■ **What is being asked**
Search the entries for lines that contain the word "content", and report each one found.

■ **Records shown**
☆ ☆ ☆ ☆
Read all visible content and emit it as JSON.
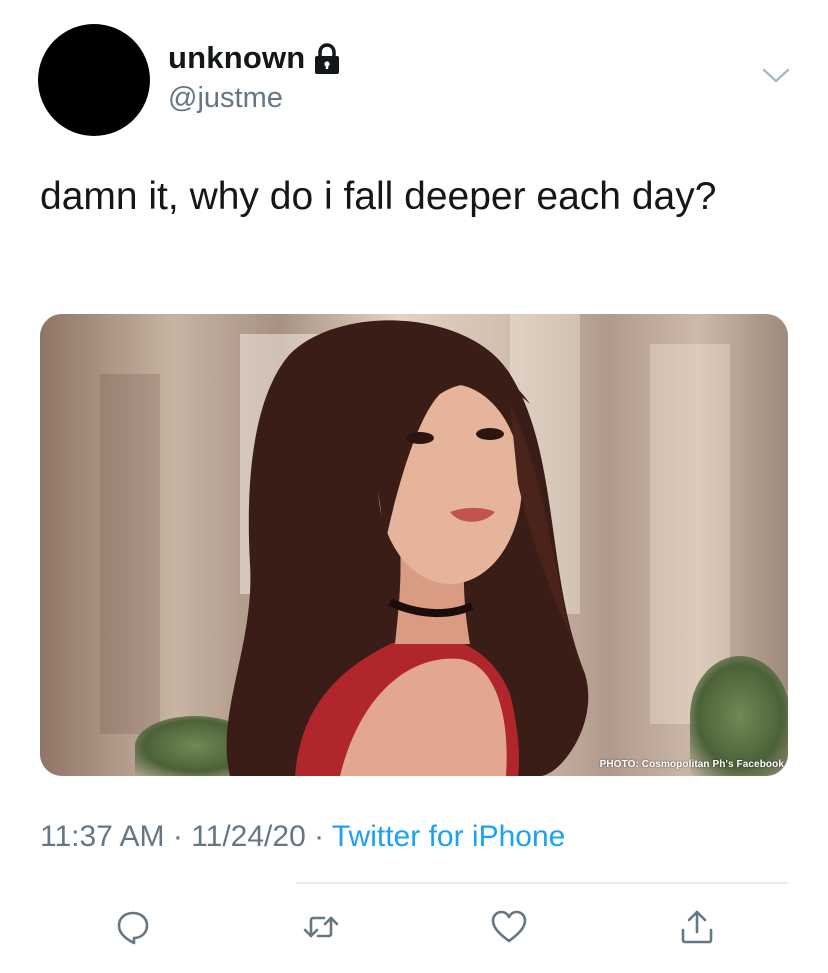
{
  "user": {
    "display_name": "unknown",
    "handle": "@justme",
    "protected_icon": "lock-icon"
  },
  "tweet": {
    "text": "damn it, why do i fall deeper each day?",
    "photo_credit": "PHOTO: Cosmopolitan Ph's Facebook"
  },
  "meta": {
    "time": "11:37 AM",
    "separator1": " · ",
    "date": "11/24/20",
    "separator2": " · ",
    "source": "Twitter for iPhone"
  },
  "actions": [
    {
      "name": "reply",
      "icon": "reply-icon"
    },
    {
      "name": "retweet",
      "icon": "retweet-icon"
    },
    {
      "name": "like",
      "icon": "heart-icon"
    },
    {
      "name": "share",
      "icon": "share-icon"
    }
  ],
  "colors": {
    "link": "#1da1f2",
    "secondary_text": "#657786",
    "primary_text": "#14171a",
    "icon": "#657786"
  }
}
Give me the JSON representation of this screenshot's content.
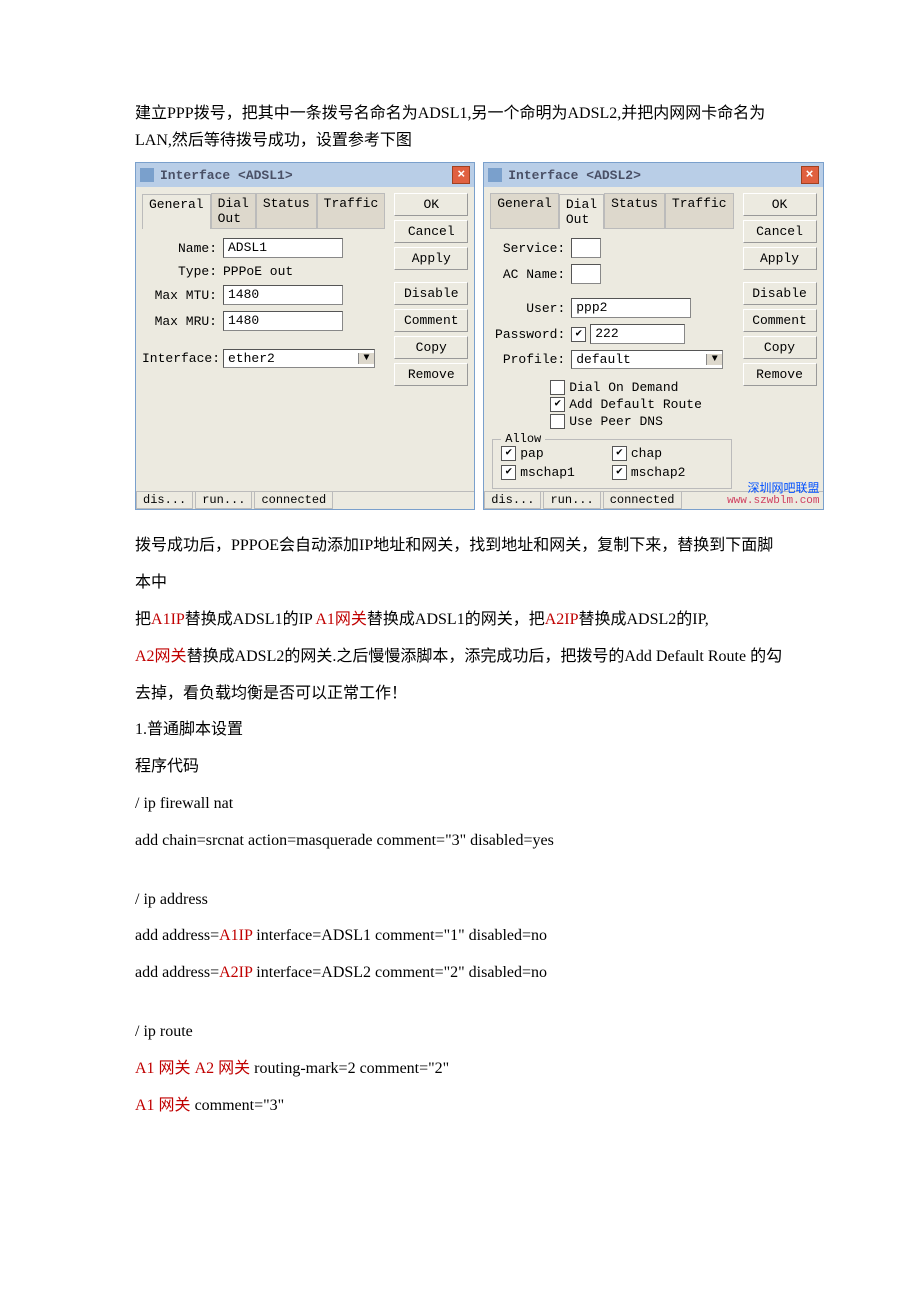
{
  "intro": "建立PPP拨号，把其中一条拨号名命名为ADSL1,另一个命明为ADSL2,并把内网网卡命名为LAN,然后等待拨号成功，设置参考下图",
  "win1": {
    "title": "Interface <ADSL1>",
    "tabs": [
      "General",
      "Dial Out",
      "Status",
      "Traffic"
    ],
    "activeTab": 0,
    "fields": {
      "name_lbl": "Name:",
      "name_val": "ADSL1",
      "type_lbl": "Type:",
      "type_val": "PPPoE out",
      "mtu_lbl": "Max MTU:",
      "mtu_val": "1480",
      "mru_lbl": "Max MRU:",
      "mru_val": "1480",
      "iface_lbl": "Interface:",
      "iface_val": "ether2"
    },
    "buttons": [
      "OK",
      "Cancel",
      "Apply",
      "Disable",
      "Comment",
      "Copy",
      "Remove"
    ],
    "status": [
      "dis...",
      "run...",
      "connected"
    ]
  },
  "win2": {
    "title": "Interface <ADSL2>",
    "tabs": [
      "General",
      "Dial Out",
      "Status",
      "Traffic"
    ],
    "activeTab": 1,
    "fields": {
      "service_lbl": "Service:",
      "service_val": "",
      "acname_lbl": "AC Name:",
      "acname_val": "",
      "user_lbl": "User:",
      "user_val": "ppp2",
      "pass_lbl": "Password:",
      "pass_val": "222",
      "pass_show": true,
      "profile_lbl": "Profile:",
      "profile_val": "default",
      "dialondemand": "Dial On Demand",
      "adddefaultroute": "Add Default Route",
      "usepeerdns": "Use Peer DNS",
      "chk_dod": false,
      "chk_adr": true,
      "chk_upd": false
    },
    "allow_label": "Allow",
    "allow": {
      "pap": "pap",
      "chap": "chap",
      "mschap1": "mschap1",
      "mschap2": "mschap2",
      "chk_pap": true,
      "chk_chap": true,
      "chk_m1": true,
      "chk_m2": true
    },
    "buttons": [
      "OK",
      "Cancel",
      "Apply",
      "Disable",
      "Comment",
      "Copy",
      "Remove"
    ],
    "status": [
      "dis...",
      "run...",
      "connected"
    ],
    "watermark": {
      "l1": "深圳网吧联盟",
      "l2": "www.szwblm.com"
    }
  },
  "body": {
    "p1": "拨号成功后，PPPOE会自动添加IP地址和网关，找到地址和网关，复制下来，替换到下面脚本中",
    "seg": {
      "pre1": "把",
      "a1ip": "A1IP",
      "t2": "替换成ADSL1的IP ",
      "a1gw": "A1网关",
      "t3": "替换成ADSL1的网关，把",
      "a2ip": "A2IP",
      "t4": "替换成ADSL2的IP,",
      "a2gw": "A2网关",
      "t5": "替换成ADSL2的网关.之后慢慢添脚本，添完成功后，把拨号的Add Default Route 的勾去掉，看负载均衡是否可以正常工作！"
    },
    "h1": "1.普通脚本设置",
    "h2": "程序代码",
    "code1": "/ ip firewall nat",
    "code2": "add chain=srcnat action=masquerade comment=\"3\" disabled=yes",
    "code3": "/ ip address",
    "code4_pre": "add address=",
    "code4_r": "A1IP",
    "code4_post": " interface=ADSL1 comment=\"1\" disabled=no",
    "code5_pre": "add address=",
    "code5_r": "A2IP",
    "code5_post": " interface=ADSL2 comment=\"2\" disabled=no",
    "code6": "/ ip route",
    "code7_r1": "A1 网关",
    "code7_sp": "  ",
    "code7_r2": "A2 网关",
    "code7_post": "  routing-mark=2 comment=\"2\"",
    "code8_r": "A1 网关",
    "code8_post": "  comment=\"3\""
  }
}
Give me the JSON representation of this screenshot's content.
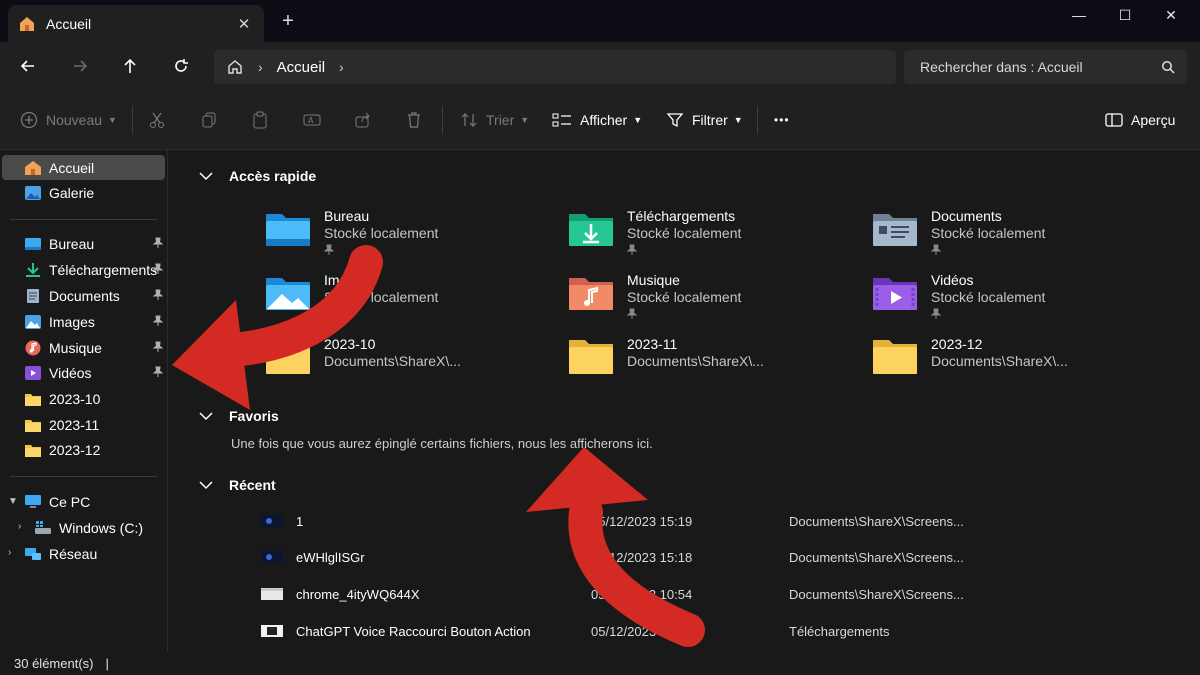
{
  "tab": {
    "title": "Accueil",
    "close": "✕",
    "new": "+"
  },
  "window": {
    "minimize": "—",
    "maximize": "☐",
    "close": "✕"
  },
  "address": {
    "location": "Accueil",
    "sep": "›",
    "trail_sep": "›"
  },
  "search": {
    "placeholder": "Rechercher dans : Accueil"
  },
  "toolbar": {
    "new_label": "Nouveau",
    "sort_label": "Trier",
    "view_label": "Afficher",
    "filter_label": "Filtrer",
    "more": "•••",
    "preview_label": "Aperçu"
  },
  "sidebar": {
    "top": [
      {
        "label": "Accueil",
        "icon": "home-icon"
      },
      {
        "label": "Galerie",
        "icon": "gallery-icon"
      }
    ],
    "pinned": [
      {
        "label": "Bureau",
        "icon": "desktop-icon"
      },
      {
        "label": "Téléchargements",
        "icon": "downloads-icon"
      },
      {
        "label": "Documents",
        "icon": "documents-icon"
      },
      {
        "label": "Images",
        "icon": "pictures-icon"
      },
      {
        "label": "Musique",
        "icon": "music-icon"
      },
      {
        "label": "Vidéos",
        "icon": "videos-icon"
      }
    ],
    "folders": [
      {
        "label": "2023-10",
        "icon": "folder-icon"
      },
      {
        "label": "2023-11",
        "icon": "folder-icon"
      },
      {
        "label": "2023-12",
        "icon": "folder-icon"
      }
    ],
    "pc": {
      "label": "Ce PC",
      "icon": "pc-icon"
    },
    "drive": {
      "label": "Windows (C:)",
      "icon": "drive-icon"
    },
    "network": {
      "label": "Réseau",
      "icon": "network-icon"
    }
  },
  "sections": {
    "quick_access": "Accès rapide",
    "favorites": "Favoris",
    "favorites_empty": "Une fois que vous aurez épinglé certains fichiers, nous les afficherons ici.",
    "recent": "Récent"
  },
  "quick_access": [
    {
      "name": "Bureau",
      "sub": "Stocké localement",
      "pinned": true,
      "icon": "desktop-folder-icon"
    },
    {
      "name": "Téléchargements",
      "sub": "Stocké localement",
      "pinned": true,
      "icon": "downloads-folder-icon"
    },
    {
      "name": "Documents",
      "sub": "Stocké localement",
      "pinned": true,
      "icon": "documents-folder-icon"
    },
    {
      "name": "Images",
      "sub": "Stocké localement",
      "pinned": false,
      "icon": "pictures-folder-icon"
    },
    {
      "name": "Musique",
      "sub": "Stocké localement",
      "pinned": true,
      "icon": "music-folder-icon"
    },
    {
      "name": "Vidéos",
      "sub": "Stocké localement",
      "pinned": true,
      "icon": "videos-folder-icon"
    },
    {
      "name": "2023-10",
      "sub": "Documents\\ShareX\\...",
      "pinned": false,
      "icon": "folder-icon"
    },
    {
      "name": "2023-11",
      "sub": "Documents\\ShareX\\...",
      "pinned": false,
      "icon": "folder-icon"
    },
    {
      "name": "2023-12",
      "sub": "Documents\\ShareX\\...",
      "pinned": false,
      "icon": "folder-icon"
    }
  ],
  "recent": [
    {
      "name": "1",
      "date": "05/12/2023 15:19",
      "location": "Documents\\ShareX\\Screens..."
    },
    {
      "name": "eWHlglISGr",
      "date": "05/12/2023 15:18",
      "location": "Documents\\ShareX\\Screens..."
    },
    {
      "name": "chrome_4ityWQ644X",
      "date": "05/12/2023 10:54",
      "location": "Documents\\ShareX\\Screens..."
    },
    {
      "name": "ChatGPT Voice Raccourci Bouton Action",
      "date": "05/12/2023 15:06",
      "location": "Téléchargements"
    }
  ],
  "status": {
    "count": "30 élément(s)",
    "cursor": "|"
  },
  "colors": {
    "accent_arrow": "#d32b23",
    "folder_yellow": "#f4c542",
    "sidebar_active": "#4a4a4a"
  }
}
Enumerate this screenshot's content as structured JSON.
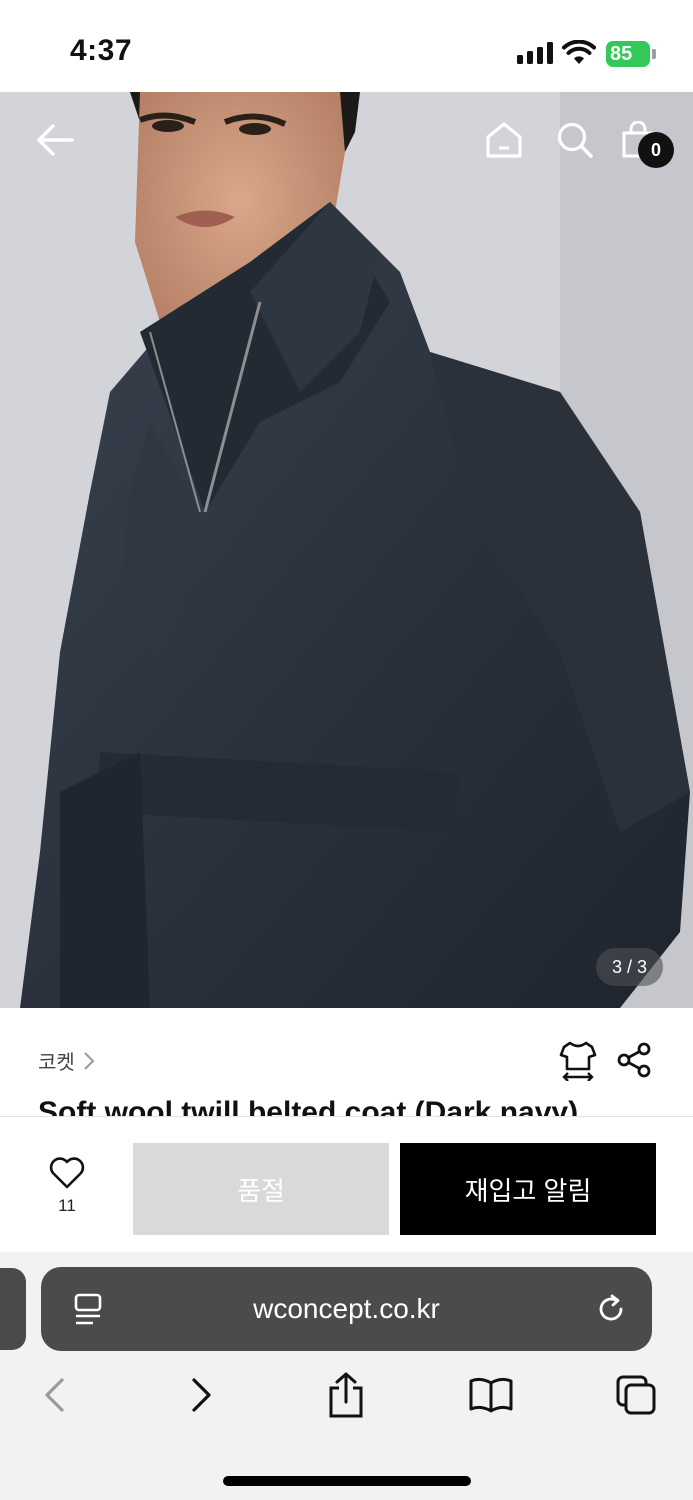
{
  "status_bar": {
    "time": "4:37",
    "battery": "85"
  },
  "product_image": {
    "counter": "3 / 3"
  },
  "header": {
    "cart_count": "0"
  },
  "product": {
    "brand": "코켓",
    "title": "Soft wool twill belted coat (Dark navy)"
  },
  "actions": {
    "like_count": "11",
    "soldout_label": "품절",
    "restock_label": "재입고 알림"
  },
  "browser": {
    "url": "wconcept.co.kr"
  },
  "colors": {
    "battery_green": "#34c759",
    "restock_button": "#000000",
    "soldout_button": "#d9d9d9"
  }
}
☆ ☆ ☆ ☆
■ **Task response**
Read all visible content and emit it as JSON.
Give me the JSON representation of this screenshot's content.
Give me the JSON representation of this screenshot's content.
Enumerate this screenshot's content as structured JSON.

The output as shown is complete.